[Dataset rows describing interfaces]
=== Begin Enclosure ===
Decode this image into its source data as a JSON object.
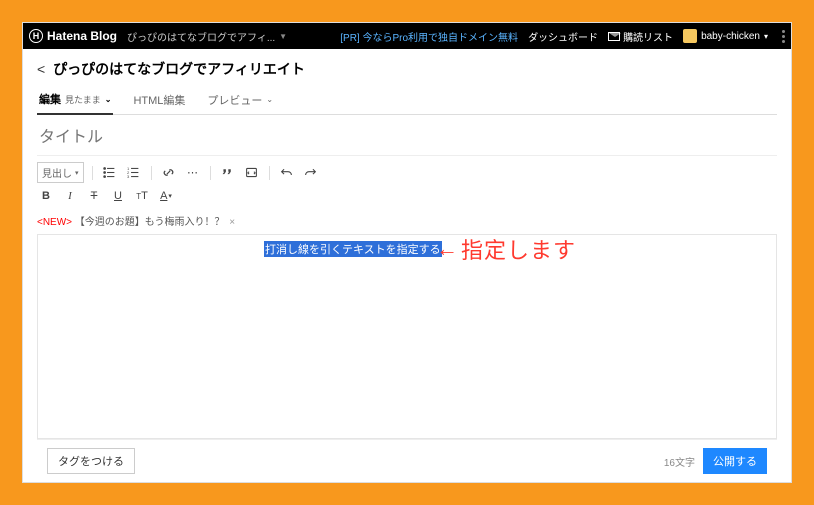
{
  "topbar": {
    "brand": "Hatena Blog",
    "subtitle": "ぴっぴのはてなブログでアフィ...",
    "pr": "[PR] 今ならPro利用で独自ドメイン無料",
    "dashboard": "ダッシュボード",
    "deliver": "購読リスト",
    "user": "baby-chicken"
  },
  "header": {
    "back": "<",
    "title": "ぴっぴのはてなブログでアフィリエイト"
  },
  "tabs": {
    "edit": "編集",
    "edit_sub": "見たまま",
    "html": "HTML編集",
    "preview": "プレビュー"
  },
  "toolbar": {
    "heading": "見出し",
    "bold": "B",
    "italic": "I",
    "strike": "T",
    "underline": "U",
    "tt": "T",
    "color": "A"
  },
  "title_placeholder": "タイトル",
  "notice": {
    "new": "<NEW>",
    "text": "【今週のお題】もう梅雨入り！？",
    "x": "×"
  },
  "editor": {
    "selected": "打消し線を引くテキストを指定する",
    "annotation": "指定します"
  },
  "footer": {
    "tag": "タグをつける",
    "count": "16文字",
    "publish": "公開する"
  }
}
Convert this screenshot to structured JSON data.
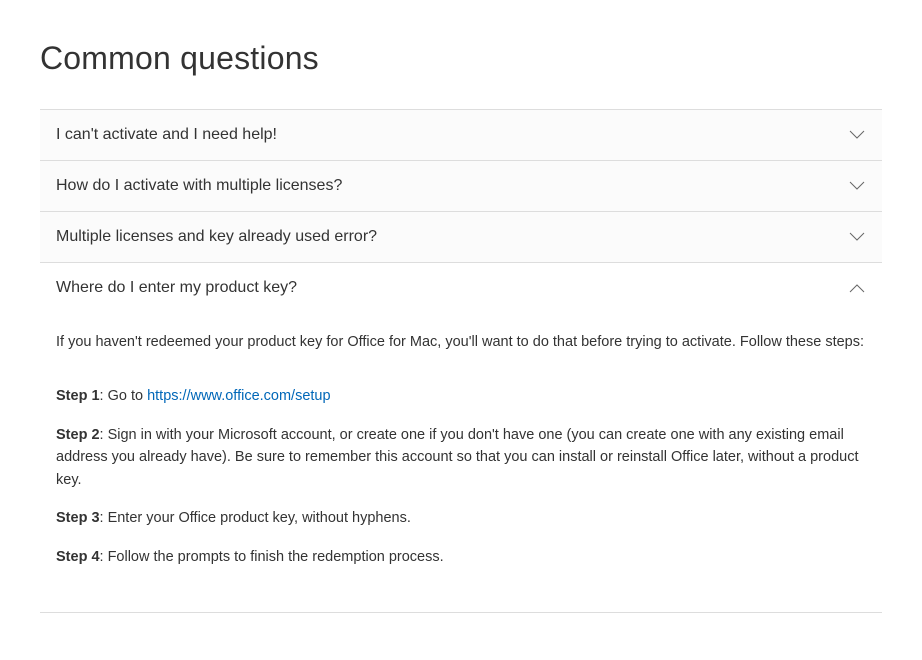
{
  "page_title": "Common questions",
  "accordion": [
    {
      "title": "I can't activate and I need help!",
      "expanded": false
    },
    {
      "title": "How do I activate with multiple licenses?",
      "expanded": false
    },
    {
      "title": "Multiple licenses and key already used error?",
      "expanded": false
    },
    {
      "title": "Where do I enter my product key?",
      "expanded": true,
      "content": {
        "intro": "If you haven't redeemed your product key for Office for Mac, you'll want to do that before trying to activate. Follow these steps:",
        "steps": [
          {
            "label": "Step 1",
            "prefix": ": Go to ",
            "link_text": "https://www.office.com/setup",
            "suffix": ""
          },
          {
            "label": "Step 2",
            "text": ": Sign in with your Microsoft account, or create one if you don't have one (you can create one with any existing email address you already have). Be sure to remember this account so that you can install or reinstall Office later, without a product key."
          },
          {
            "label": "Step 3",
            "text": ": Enter your Office product key, without hyphens."
          },
          {
            "label": "Step 4",
            "text": ": Follow the prompts to finish the redemption process."
          }
        ]
      }
    }
  ]
}
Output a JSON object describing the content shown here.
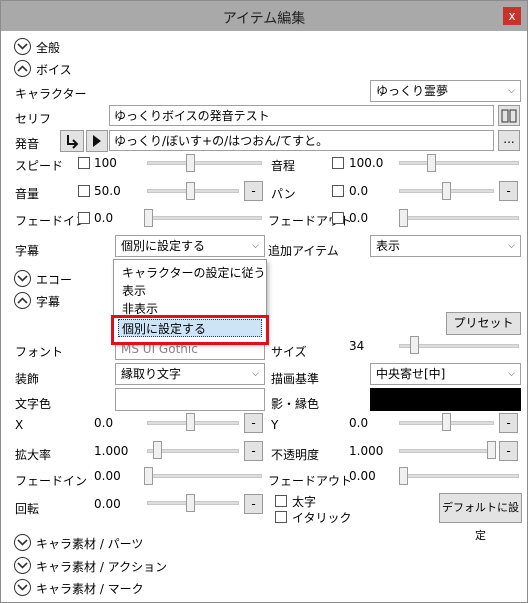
{
  "window": {
    "title": "アイテム編集",
    "close_glyph": "x"
  },
  "sections": {
    "general": "全般",
    "voice": "ボイス",
    "echo": "エコー",
    "subtitle": "字幕",
    "parts": "キャラ素材 / パーツ",
    "action": "キャラ素材 / アクション",
    "mark": "キャラ素材 / マーク"
  },
  "voice": {
    "character_label": "キャラクター",
    "character_value": "ゆっくり霊夢",
    "serif_label": "セリフ",
    "serif_value": "ゆっくりボイスの発音テスト",
    "pron_label": "発音",
    "pron_value": "ゆっくり/ぼいす+の/はつおん/てすと。",
    "ellipsis": "...",
    "speed_label": "スピード",
    "speed_value": "100",
    "pitch_label": "音程",
    "pitch_value": "100.0",
    "volume_label": "音量",
    "volume_value": "50.0",
    "pan_label": "パン",
    "pan_value": "0.0",
    "fadein_label": "フェードイン",
    "fadein_value": "0.0",
    "fadeout_label": "フェードアウト",
    "fadeout_value": "0.0",
    "subtitle_label": "字幕",
    "subtitle_value": "個別に設定する",
    "additem_label": "追加アイテム",
    "additem_value": "表示",
    "minus": "-"
  },
  "popup": {
    "options": [
      "キャラクターの設定に従う",
      "表示",
      "非表示",
      "個別に設定する"
    ],
    "selected_index": 3
  },
  "subtitle": {
    "preset_button": "プリセット",
    "font_label": "フォント",
    "font_value": "MS UI Gothic",
    "size_label": "サイズ",
    "size_value": "34",
    "decor_label": "装飾",
    "decor_value": "縁取り文字",
    "anchor_label": "描画基準",
    "anchor_value": "中央寄せ[中]",
    "color_label": "文字色",
    "shadow_label": "影・縁色",
    "x_label": "X",
    "x_value": "0.0",
    "y_label": "Y",
    "y_value": "0.0",
    "scale_label": "拡大率",
    "scale_value": "1.000",
    "opacity_label": "不透明度",
    "opacity_value": "1.000",
    "fadein_label": "フェードイン",
    "fadein_value": "0.00",
    "fadeout_label": "フェードアウト",
    "fadeout_value": "0.00",
    "rotate_label": "回転",
    "rotate_value": "0.00",
    "bold_label": "太字",
    "italic_label": "イタリック",
    "default_button": "デフォルトに設定",
    "minus": "-",
    "shadow_color": "#000000"
  }
}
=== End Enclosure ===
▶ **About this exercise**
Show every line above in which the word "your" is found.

▶ **Answer below**
        "intro": "If you haven't redeemed your product key for Office for Mac, you'll want to do that before trying to activate. Follow these steps:",
            "text": ": Sign in with your Microsoft account, or create one if you don't have one (you can create one with any existing email address you already have). Be sure to remember this account so that you can install or reinstall Office later, without a product key."
            "text": ": Enter your Office product key, without hyphens."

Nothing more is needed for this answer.